Basalt fly-fishing guide reels in Costa Rica sailfish tournament title

Joelle Milholm
Post Independent Staff
March 6, 2006

Kyle Holt shows off one of eight sailfish he and his fishing partner Baker Bishop caught as they won the team division of the Stu Apte Fly Fishing Sailfish Tournament in Costa Rica Feb. 1-3. Individually, Holt caught four sailfish to tie for second in the angler division.

Photo courtesy of Kyle Holt

Accustomed to casting his line in and out of rushing rivers, watching his fly float in and out of eddies and then reeling in Rocky Mountain trout, cruising in a boat 40 miles off Costa Rica's shore and fly-fishing for 100-pound sailfish was a little out of the ordinary for Kyle Holt

So winning the first annual Stu Apte Fly Fishing Sailfish Tournament Feb. 1-3 in Golfito, Costa Rica, was extraordinary.

Holt, a fly-fishing guide who works at Taylor Creek Fly Shop in Basalt, along with fishing partner Baker Bishop of Knoxville, Tenn., won the team division by catching eight sailfish over the three-day span.

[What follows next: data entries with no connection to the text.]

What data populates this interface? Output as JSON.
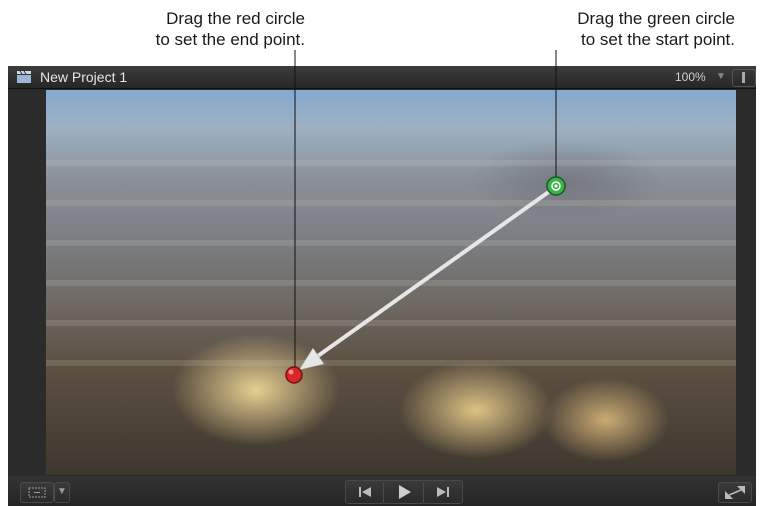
{
  "callouts": {
    "red": {
      "line1": "Drag the red circle",
      "line2": "to set the end point."
    },
    "green": {
      "line1": "Drag the green circle",
      "line2": "to set the start point."
    }
  },
  "window": {
    "title": "New Project 1",
    "zoom": "100%"
  },
  "colors": {
    "start_point": "#3cb34a",
    "end_point": "#d8262b"
  }
}
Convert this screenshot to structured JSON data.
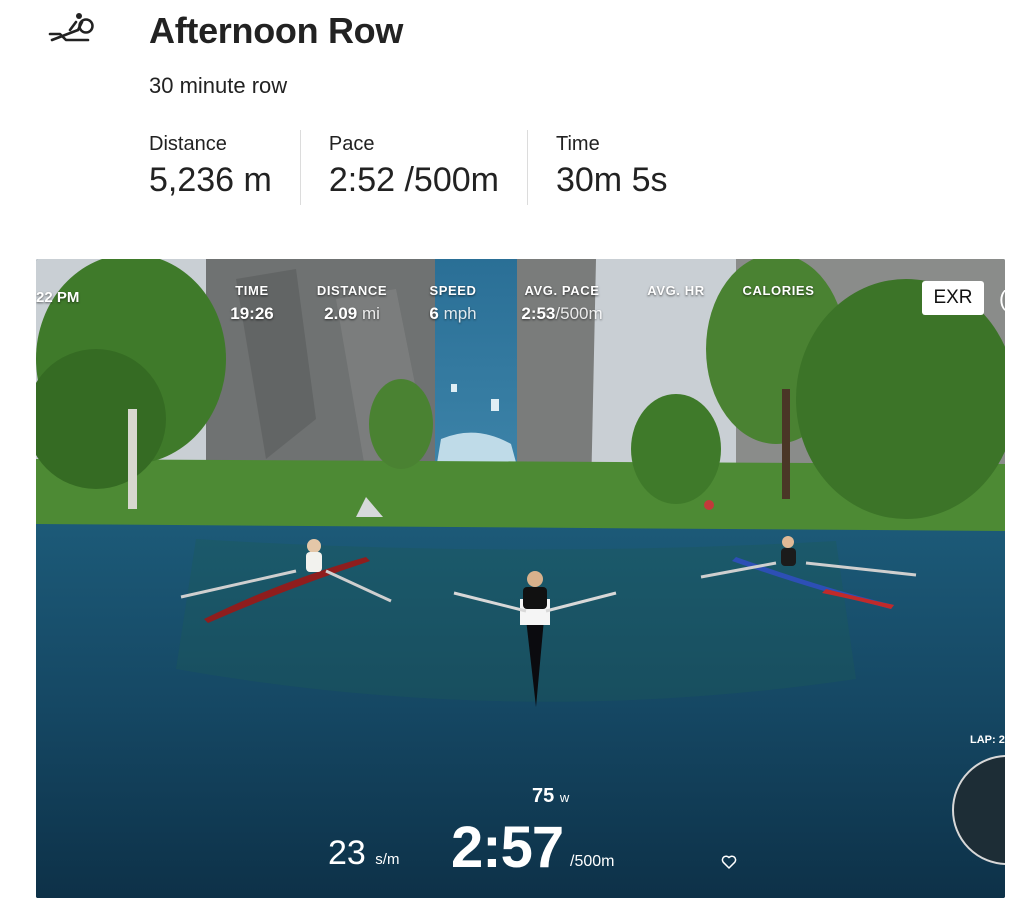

"I had never even caught a sailfish before," said Holt, who has done some ocean fishing off the coasts of Mexico and Florida, but never this far out in the sea. "It was very different from the fly-fishing we do around here."

Competing against 28 other anglers on 14 boats, Holt and Bishop set out each day, allowed to put their lines in at 7:30 a.m. and taking them out by 3:30 p.m.

Each boat was accompanied by a judge, who would officially tally the amount of sailfish caught and released each day.

"You don't even throw your line out until you see them," Holt said. "You have to land the fish, reel it in and then grab the fish by the bill for it to count."

The first day started slow, with Bishop bringing in the team's lone sailfish, one of eight that were caught by all the boats throughout the day.

"The fish typically took 15-20 minutes with one coming to the boat in three and one half minutes and the longest took 50 minutes," Holt said. "They were between 80 and 110 pounds. If the fish jumped a lot, they came to the boat much quicker."

Day two brought much more success as Holt reeled in two fish of his own while Bishop added another to put the Holt-Bishop team on top of the team standings going into the final day.

"It was amazing. It was awesome," Holt said of the experience. "(The sailfish) eat the fly within 20-30 feet of the boat so you can see them the whole time and see them jump and do flips. Sometimes they would take us out a third of a mile."

On the last day of the tournament, the sailfish really starting biting as 22 sailfish were caught through the course of the day.

Holt and Bishop nabbed two more sailfish each for the team victory and recorded a total of four each to tie for second in the angler category.

"There were quite a few of the top sailfishers there," Holt said. "It was an experience of a lifetime just to go down there, but then to win the thing was amazing."

At the end of the three days, tournament coordinator Joan Vernon announced $1,000 of the tournament's fees would be donated to the Costa Rica Billfish Conservation Group led by The Billfish Foundation.

The money will be used to assist the Costa Ricans in their fight to control the over-fishing of billfish in their coastal waters, according to a press release.

Despite being extremely different than fly-fishing in the Roaring Fork River, Holt enjoyed the new test of catching bigger fish from a so-called bigger pond.

"I just love all kinds of fishing. It's all so good. I grew up trout fishing, and this was just a new challenge," Holt said. "Saltwater fly-fishing is the ultimate challenge. It is going after the biggest, baddest fish."

Holt has since returned to Colorado, where he is on the valley waters 200 days a year fly-fishing. And as far as next year's tournament goes, Holt plans on being there.

"We are going back next year to defend our title," Holt said.